Pictures aside, print all of the data below exactly as written.

[RECORDS PROVIDED]

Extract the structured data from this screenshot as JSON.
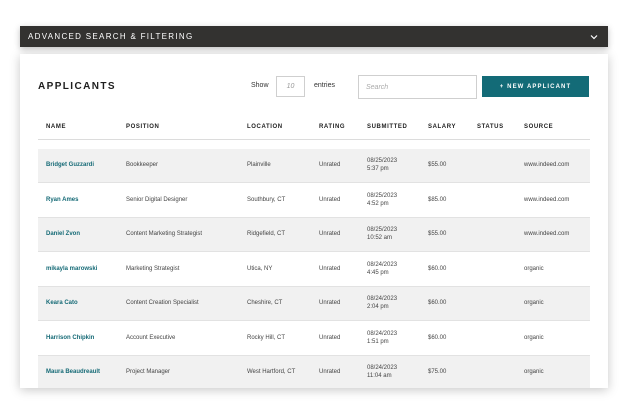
{
  "filter_bar": {
    "title": "ADVANCED SEARCH & FILTERING"
  },
  "card": {
    "title": "APPLICANTS",
    "show_label": "Show",
    "show_value": "10",
    "entries_label": "entries",
    "search_placeholder": "Search",
    "new_button": "+ NEW APPLICANT"
  },
  "columns": [
    "NAME",
    "POSITION",
    "LOCATION",
    "RATING",
    "SUBMITTED",
    "SALARY",
    "STATUS",
    "SOURCE"
  ],
  "rows": [
    {
      "name": "Bridget Guzzardi",
      "position": "Bookkeeper",
      "location": "Plainville",
      "rating": "Unrated",
      "date": "08/25/2023",
      "time": "5:37 pm",
      "salary": "$55.00",
      "status": "",
      "source": "www.indeed.com"
    },
    {
      "name": "Ryan Ames",
      "position": "Senior Digital Designer",
      "location": "Southbury, CT",
      "rating": "Unrated",
      "date": "08/25/2023",
      "time": "4:52 pm",
      "salary": "$85.00",
      "status": "",
      "source": "www.indeed.com"
    },
    {
      "name": "Daniel Zvon",
      "position": "Content Marketing Strategist",
      "location": "Ridgefield, CT",
      "rating": "Unrated",
      "date": "08/25/2023",
      "time": "10:52 am",
      "salary": "$55.00",
      "status": "",
      "source": "www.indeed.com"
    },
    {
      "name": "mikayla marowski",
      "position": "Marketing Strategist",
      "location": "Utica, NY",
      "rating": "Unrated",
      "date": "08/24/2023",
      "time": "4:45 pm",
      "salary": "$60.00",
      "status": "",
      "source": "organic"
    },
    {
      "name": "Keara Cato",
      "position": "Content Creation Specialist",
      "location": "Cheshire, CT",
      "rating": "Unrated",
      "date": "08/24/2023",
      "time": "2:04 pm",
      "salary": "$60.00",
      "status": "",
      "source": "organic"
    },
    {
      "name": "Harrison Chipkin",
      "position": "Account Executive",
      "location": "Rocky Hill, CT",
      "rating": "Unrated",
      "date": "08/24/2023",
      "time": "1:51 pm",
      "salary": "$60.00",
      "status": "",
      "source": "organic"
    },
    {
      "name": "Maura Beaudreault",
      "position": "Project Manager",
      "location": "West Hartford, CT",
      "rating": "Unrated",
      "date": "08/24/2023",
      "time": "11:04 am",
      "salary": "$75.00",
      "status": "",
      "source": "organic"
    }
  ],
  "colors": {
    "accent": "#136b77",
    "name_link": "#156a76",
    "filter_bar_bg": "#333230",
    "row_alt": "#f1f1f1"
  },
  "icons": {
    "filter_toggle": "chevron-down-icon"
  }
}
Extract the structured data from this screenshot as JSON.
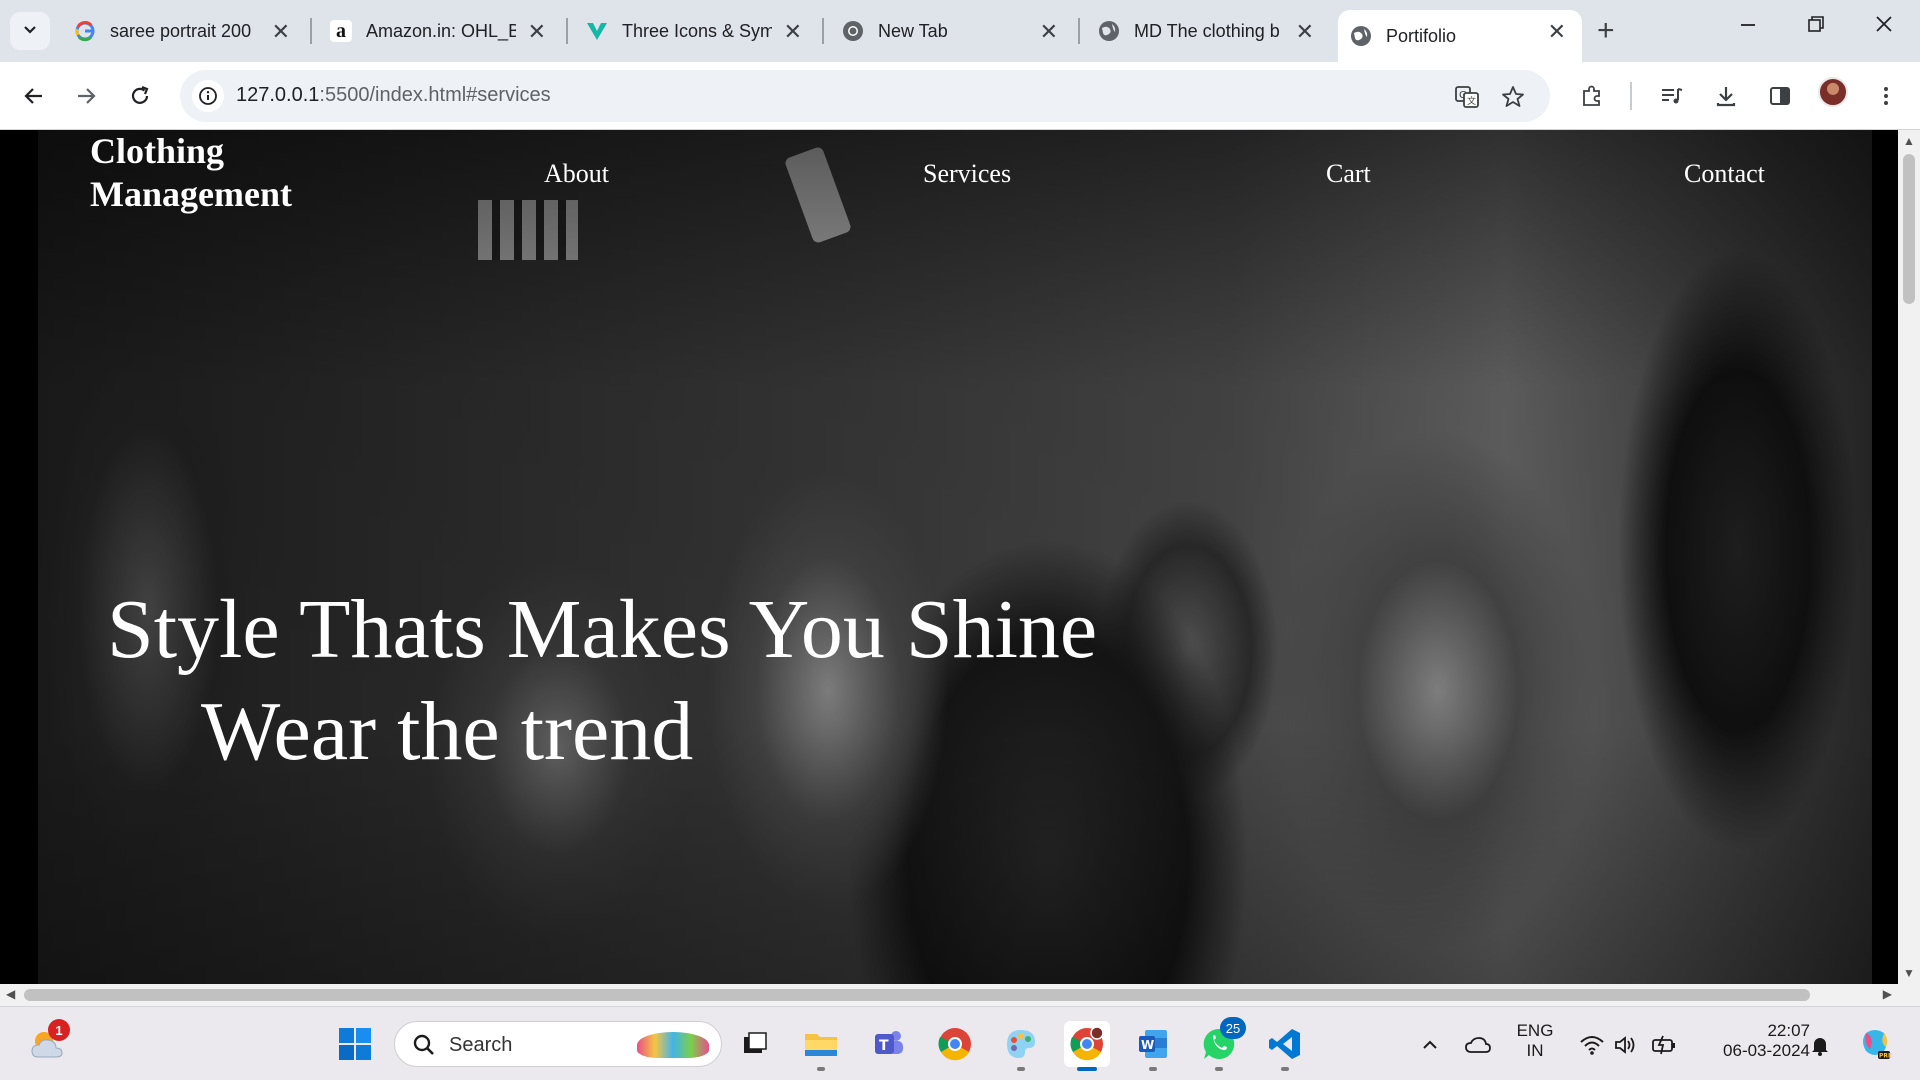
{
  "browser": {
    "tabs": [
      {
        "title": "saree portrait 200",
        "favicon": "google-icon",
        "active": false
      },
      {
        "title": "Amazon.in: OHL_B",
        "favicon": "amazon-icon",
        "active": false
      },
      {
        "title": "Three Icons & Sym",
        "favicon": "v-icon",
        "active": false
      },
      {
        "title": "New Tab",
        "favicon": "chrome-icon",
        "active": false
      },
      {
        "title": "MD The clothing b",
        "favicon": "globe-icon",
        "active": false
      },
      {
        "title": "Portifolio",
        "favicon": "globe-icon",
        "active": true
      }
    ],
    "address": {
      "host": "127.0.0.1",
      "path": ":5500/index.html#services"
    }
  },
  "site": {
    "logo_line1": "Clothing",
    "logo_line2": "Management",
    "nav": {
      "about": "About",
      "services": "Services",
      "cart": "Cart",
      "contact": "Contact"
    },
    "hero_title": "Style Thats Makes You Shine",
    "hero_subtitle": "Wear the trend"
  },
  "taskbar": {
    "weather_badge": "1",
    "search_label": "Search",
    "whatsapp_badge": "25",
    "lang_line1": "ENG",
    "lang_line2": "IN",
    "time": "22:07",
    "date": "06-03-2024"
  },
  "colors": {
    "accent": "#0067c0",
    "tabstrip": "#dfe3ea",
    "hero_text": "#ffffff"
  }
}
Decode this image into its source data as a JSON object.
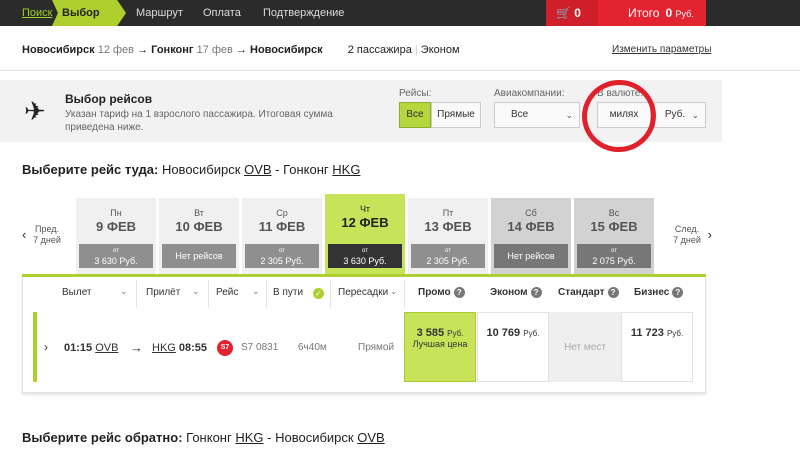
{
  "nav": {
    "steps": [
      "Поиск",
      "Выбор",
      "Маршрут",
      "Оплата",
      "Подтверждение"
    ],
    "cart_count": "0",
    "total_label": "Итого",
    "total_value": "0",
    "total_currency": "Руб."
  },
  "route": {
    "from": "Новосибирск",
    "from_date": "12 фев",
    "via": "Гонконг",
    "via_date": "17 фев",
    "to": "Новосибирск",
    "passengers": "2 пассажира",
    "class": "Эконом",
    "change_link": "Изменить параметры"
  },
  "filters": {
    "title": "Выбор рейсов",
    "description": "Указан тариф на 1 взрослого пассажира. Итоговая сумма приведена ниже.",
    "flights_label": "Рейсы:",
    "all_label": "Все",
    "direct_label": "Прямые",
    "airlines_label": "Авиакомпании:",
    "airlines_value": "Все",
    "currency_label": "В валюте:",
    "miles_label": "милях",
    "currency_value": "Руб."
  },
  "outbound": {
    "prefix": "Выберите рейс туда:",
    "from": "Новосибирск",
    "from_code": "OVB",
    "to": "Гонконг",
    "to_code": "HKG"
  },
  "days_nav": {
    "prev_line1": "Пред.",
    "prev_line2": "7 дней",
    "next_line1": "След.",
    "next_line2": "7 дней"
  },
  "days": [
    {
      "dow": "Пн",
      "date": "9 ФЕВ",
      "ot": "от",
      "price": "3 630 Руб."
    },
    {
      "dow": "Вт",
      "date": "10 ФЕВ",
      "ot": "",
      "price": "Нет рейсов"
    },
    {
      "dow": "Ср",
      "date": "11 ФЕВ",
      "ot": "от",
      "price": "2 305 Руб."
    },
    {
      "dow": "Чт",
      "date": "12 ФЕВ",
      "ot": "от",
      "price": "3 630 Руб."
    },
    {
      "dow": "Пт",
      "date": "13 ФЕВ",
      "ot": "от",
      "price": "2 305 Руб."
    },
    {
      "dow": "Сб",
      "date": "14 ФЕВ",
      "ot": "",
      "price": "Нет рейсов"
    },
    {
      "dow": "Вс",
      "date": "15 ФЕВ",
      "ot": "от",
      "price": "2 075 Руб."
    }
  ],
  "table": {
    "headers": [
      "Вылет",
      "Прилёт",
      "Рейс",
      "В пути",
      "Пересадки",
      "Промо",
      "Эконом",
      "Стандарт",
      "Бизнес"
    ]
  },
  "flight": {
    "dep_time": "01:15",
    "dep_code": "OVB",
    "arr_code": "HKG",
    "arr_time": "08:55",
    "airline_logo": "S7",
    "flight_no": "S7 0831",
    "duration": "6ч40м",
    "stops": "Прямой",
    "promo_price": "3 585",
    "promo_currency": "Руб.",
    "promo_note": "Лучшая цена",
    "econ_price": "10 769",
    "econ_currency": "Руб.",
    "standard": "Нет мест",
    "biz_price": "11 723",
    "biz_currency": "Руб."
  },
  "inbound": {
    "prefix": "Выберите рейс обратно:",
    "from": "Гонконг",
    "from_code": "HKG",
    "to": "Новосибирск",
    "to_code": "OVB"
  }
}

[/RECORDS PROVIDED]

__SOLUTION__.
Extract the structured data from this screenshot as JSON.
{
  "filter_bar": {
    "title": "ADVANCED SEARCH & FILTERING"
  },
  "card": {
    "title": "APPLICANTS",
    "show_label": "Show",
    "show_value": "10",
    "entries_label": "entries",
    "search_placeholder": "Search",
    "new_button": "+ NEW APPLICANT"
  },
  "columns": [
    "NAME",
    "POSITION",
    "LOCATION",
    "RATING",
    "SUBMITTED",
    "SALARY",
    "STATUS",
    "SOURCE"
  ],
  "rows": [
    {
      "name": "Bridget Guzzardi",
      "position": "Bookkeeper",
      "location": "Plainville",
      "rating": "Unrated",
      "date": "08/25/2023",
      "time": "5:37 pm",
      "salary": "$55.00",
      "status": "",
      "source": "www.indeed.com"
    },
    {
      "name": "Ryan Ames",
      "position": "Senior Digital Designer",
      "location": "Southbury, CT",
      "rating": "Unrated",
      "date": "08/25/2023",
      "time": "4:52 pm",
      "salary": "$85.00",
      "status": "",
      "source": "www.indeed.com"
    },
    {
      "name": "Daniel Zvon",
      "position": "Content Marketing Strategist",
      "location": "Ridgefield, CT",
      "rating": "Unrated",
      "date": "08/25/2023",
      "time": "10:52 am",
      "salary": "$55.00",
      "status": "",
      "source": "www.indeed.com"
    },
    {
      "name": "mikayla marowski",
      "position": "Marketing Strategist",
      "location": "Utica, NY",
      "rating": "Unrated",
      "date": "08/24/2023",
      "time": "4:45 pm",
      "salary": "$60.00",
      "status": "",
      "source": "organic"
    },
    {
      "name": "Keara Cato",
      "position": "Content Creation Specialist",
      "location": "Cheshire, CT",
      "rating": "Unrated",
      "date": "08/24/2023",
      "time": "2:04 pm",
      "salary": "$60.00",
      "status": "",
      "source": "organic"
    },
    {
      "name": "Harrison Chipkin",
      "position": "Account Executive",
      "location": "Rocky Hill, CT",
      "rating": "Unrated",
      "date": "08/24/2023",
      "time": "1:51 pm",
      "salary": "$60.00",
      "status": "",
      "source": "organic"
    },
    {
      "name": "Maura Beaudreault",
      "position": "Project Manager",
      "location": "West Hartford, CT",
      "rating": "Unrated",
      "date": "08/24/2023",
      "time": "11:04 am",
      "salary": "$75.00",
      "status": "",
      "source": "organic"
    }
  ],
  "colors": {
    "accent": "#136b77",
    "name_link": "#156a76",
    "filter_bar_bg": "#333230",
    "row_alt": "#f1f1f1"
  },
  "icons": {
    "filter_toggle": "chevron-down-icon"
  }
}
Extract the structured data from this screenshot as JSON.
{
  "browser": {
    "tabs": [
      {
        "title": "saree portrait 200",
        "favicon": "google-icon",
        "active": false
      },
      {
        "title": "Amazon.in: OHL_B",
        "favicon": "amazon-icon",
        "active": false
      },
      {
        "title": "Three Icons & Sym",
        "favicon": "v-icon",
        "active": false
      },
      {
        "title": "New Tab",
        "favicon": "chrome-icon",
        "active": false
      },
      {
        "title": "MD The clothing b",
        "favicon": "globe-icon",
        "active": false
      },
      {
        "title": "Portifolio",
        "favicon": "globe-icon",
        "active": true
      }
    ],
    "address": {
      "host": "127.0.0.1",
      "path": ":5500/index.html#services"
    }
  },
  "site": {
    "logo_line1": "Clothing",
    "logo_line2": "Management",
    "nav": {
      "about": "About",
      "services": "Services",
      "cart": "Cart",
      "contact": "Contact"
    },
    "hero_title": "Style Thats Makes You Shine",
    "hero_subtitle": "Wear the trend"
  },
  "taskbar": {
    "weather_badge": "1",
    "search_label": "Search",
    "whatsapp_badge": "25",
    "lang_line1": "ENG",
    "lang_line2": "IN",
    "time": "22:07",
    "date": "06-03-2024"
  },
  "colors": {
    "accent": "#0067c0",
    "tabstrip": "#dfe3ea",
    "hero_text": "#ffffff"
  }
}
Decode this image into its source data as a JSON object.
{
  "nav": {
    "steps": [
      "Поиск",
      "Выбор",
      "Маршрут",
      "Оплата",
      "Подтверждение"
    ],
    "cart_count": "0",
    "total_label": "Итого",
    "total_value": "0",
    "total_currency": "Руб."
  },
  "route": {
    "from": "Новосибирск",
    "from_date": "12 фев",
    "via": "Гонконг",
    "via_date": "17 фев",
    "to": "Новосибирск",
    "passengers": "2 пассажира",
    "class": "Эконом",
    "change_link": "Изменить параметры"
  },
  "filters": {
    "title": "Выбор рейсов",
    "description": "Указан тариф на 1 взрослого пассажира. Итоговая сумма приведена ниже.",
    "flights_label": "Рейсы:",
    "all_label": "Все",
    "direct_label": "Прямые",
    "airlines_label": "Авиакомпании:",
    "airlines_value": "Все",
    "currency_label": "В валюте:",
    "miles_label": "милях",
    "currency_value": "Руб."
  },
  "outbound": {
    "prefix": "Выберите рейс туда:",
    "from": "Новосибирск",
    "from_code": "OVB",
    "to": "Гонконг",
    "to_code": "HKG"
  },
  "days_nav": {
    "prev_line1": "Пред.",
    "prev_line2": "7 дней",
    "next_line1": "След.",
    "next_line2": "7 дней"
  },
  "days": [
    {
      "dow": "Пн",
      "date": "9 ФЕВ",
      "ot": "от",
      "price": "3 630 Руб."
    },
    {
      "dow": "Вт",
      "date": "10 ФЕВ",
      "ot": "",
      "price": "Нет рейсов"
    },
    {
      "dow": "Ср",
      "date": "11 ФЕВ",
      "ot": "от",
      "price": "2 305 Руб."
    },
    {
      "dow": "Чт",
      "date": "12 ФЕВ",
      "ot": "от",
      "price": "3 630 Руб."
    },
    {
      "dow": "Пт",
      "date": "13 ФЕВ",
      "ot": "от",
      "price": "2 305 Руб."
    },
    {
      "dow": "Сб",
      "date": "14 ФЕВ",
      "ot": "",
      "price": "Нет рейсов"
    },
    {
      "dow": "Вс",
      "date": "15 ФЕВ",
      "ot": "от",
      "price": "2 075 Руб."
    }
  ],
  "table": {
    "headers": [
      "Вылет",
      "Прилёт",
      "Рейс",
      "В пути",
      "Пересадки",
      "Промо",
      "Эконом",
      "Стандарт",
      "Бизнес"
    ]
  },
  "flight": {
    "dep_time": "01:15",
    "dep_code": "OVB",
    "arr_code": "HKG",
    "arr_time": "08:55",
    "airline_logo": "S7",
    "flight_no": "S7 0831",
    "duration": "6ч40м",
    "stops": "Прямой",
    "promo_price": "3 585",
    "promo_currency": "Руб.",
    "promo_note": "Лучшая цена",
    "econ_price": "10 769",
    "econ_currency": "Руб.",
    "standard": "Нет мест",
    "biz_price": "11 723",
    "biz_currency": "Руб."
  },
  "inbound": {
    "prefix": "Выберите рейс обратно:",
    "from": "Гонконг",
    "from_code": "HKG",
    "to": "Новосибирск",
    "to_code": "OVB"
  }
}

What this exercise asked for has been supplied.